SPRING HILL — Pinellas commissioners emerged from a bumpy, two-hour tour of the 12,400-acre Cross Bar and Al Bar ranch Thursday even more resolute in their positions regarding Pasco County's request to buy the property for environmental preservation.
A majority on the Pinellas board still oppose the sale.
“I'm even more dedicated to keeping ownership in Pinellas County,” Commissioner Karen Seel said.
Pinellas County bought the ranch in central Pasco County 37 years ago during Tampa Bay's “water wars,” when area governments were scrambling to secure future water supplies for their residents.
Seventeen wells were dug on the former cattle pasture and citrus grove. At their peak, the wells pumped 30 million gallons of water a day from the Floridan aquifer. Now, the wells are owned by Tampa Bay Water, and their importance to the region's water supply has decreased, as the agency relies more on rivers, reservoirs and sources other than well fields.
“We're all in a much different world right now,” said Honey Rand, who wrote a book on Tampa Bay's water wars. “Politically, everybody's in a different place.”
But Seel and other commissioners are reluctant to part with the property — in case the regional water authority ever breaks apart. “Why would we give up land that has water on it?” she asked.
Doug Hanson, an attorney who helped negotiate the original Tampa Bay Water agreement, said the contract was designed “to make it virtually impossible to deconstruct Tampa Bay Water.”
He said as long as Pasco County doesn't try to pump more water out of the well fields, there's very little risk to Pinellas County. “The possibility of Pinellas being able to use those well fields for its own use in the future is very low,” he said.
Pasco County commissioners want to use funding from the next cycle of Penny for Pasco — it has $45 million earmarked for environmental land acquisition — to buy the property and open it to the public. Currently, the only Pasco residents who are permitted to enjoy the property are middle school students who attend field trips to the learning center there once a year.

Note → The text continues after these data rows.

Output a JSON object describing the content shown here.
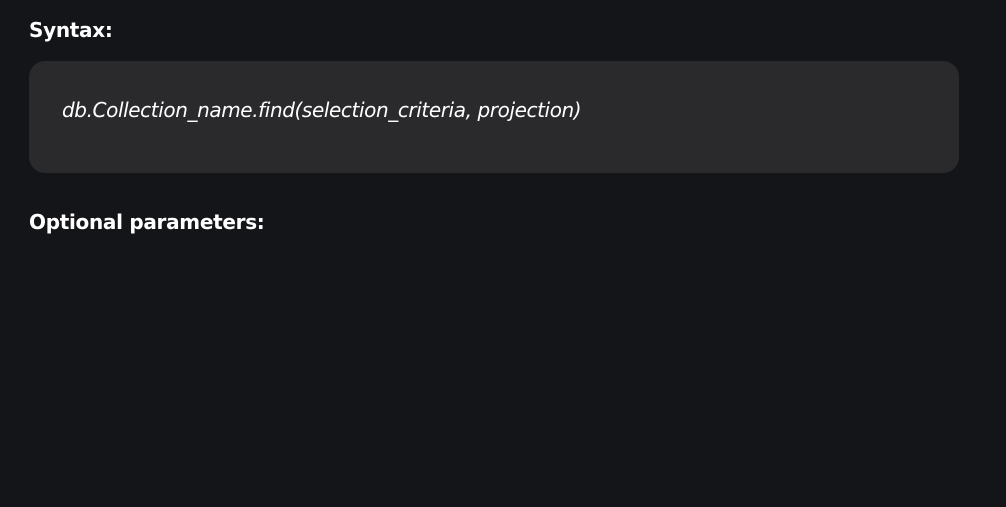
{
  "sections": {
    "syntax_heading": "Syntax:",
    "code": "db.Collection_name.find(selection_criteria, projection)",
    "optional_heading": "Optional parameters:"
  },
  "colors": {
    "background": "#141518",
    "code_block_background": "#2a2a2c",
    "text": "#ffffff"
  }
}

“People ought to be able to see this,” Chairman Ken Welch said as he gazed out at a field of wildflowers. “Pasco will do the appropriate thing as far as preserving it. For me, it's more a question of home-rule. I understand where Pasco is coming from.”
Regular audits by the Florida Inspector General found that, during a 12-year period ending in 2012, expenses at the ranch outweighed revenue by $1.1 million. Timber, cattle and pine straw operations, which help offset the cost of maintaining the property, turned a profit this year.
Commissioner Janet Long said she understands why Pasco wants the land. “I feel more strongly now that I've seen it,” she said. “I wouldn't be in favor of selling this land — especially now that it's entering into a profit mode with timber and pine straw.”
Commissioner Susan Latvala, who chairs Tampa Bay Water, supports the sale. “This was done for the right reason at the time, but we no longer need it for our ratepayers,” she said. “I think it's a win-win for both counties. My goal is that we make sure it's preserved forever and not sold for development.”
The land is valued at $57 million by the Pasco County property appraiser. “They have the money now,” Latvala said. “If they spend it on something else, when will they ever have that money again?”
Commissioner Charlie Justice said the county needs to get a new appraisal. “I feel relatively secure that we'll have access to the water through Tampa Bay Water,” he said. “My number one concern is getting a fair value for our citizens.”
Commissioner Norm Roche did not attend the tour but has opposed selling the property to Pasco.
Commissioner John Morroni, who could be the deciding vote, said he arrived at the ranch Thursday with an open mind. After the tour, he said he's leaning against the sale. “This is a heck of a piece of property,” he said. “I don't want to let this drag on. Let's get this on the table and make a decision in the next few months.”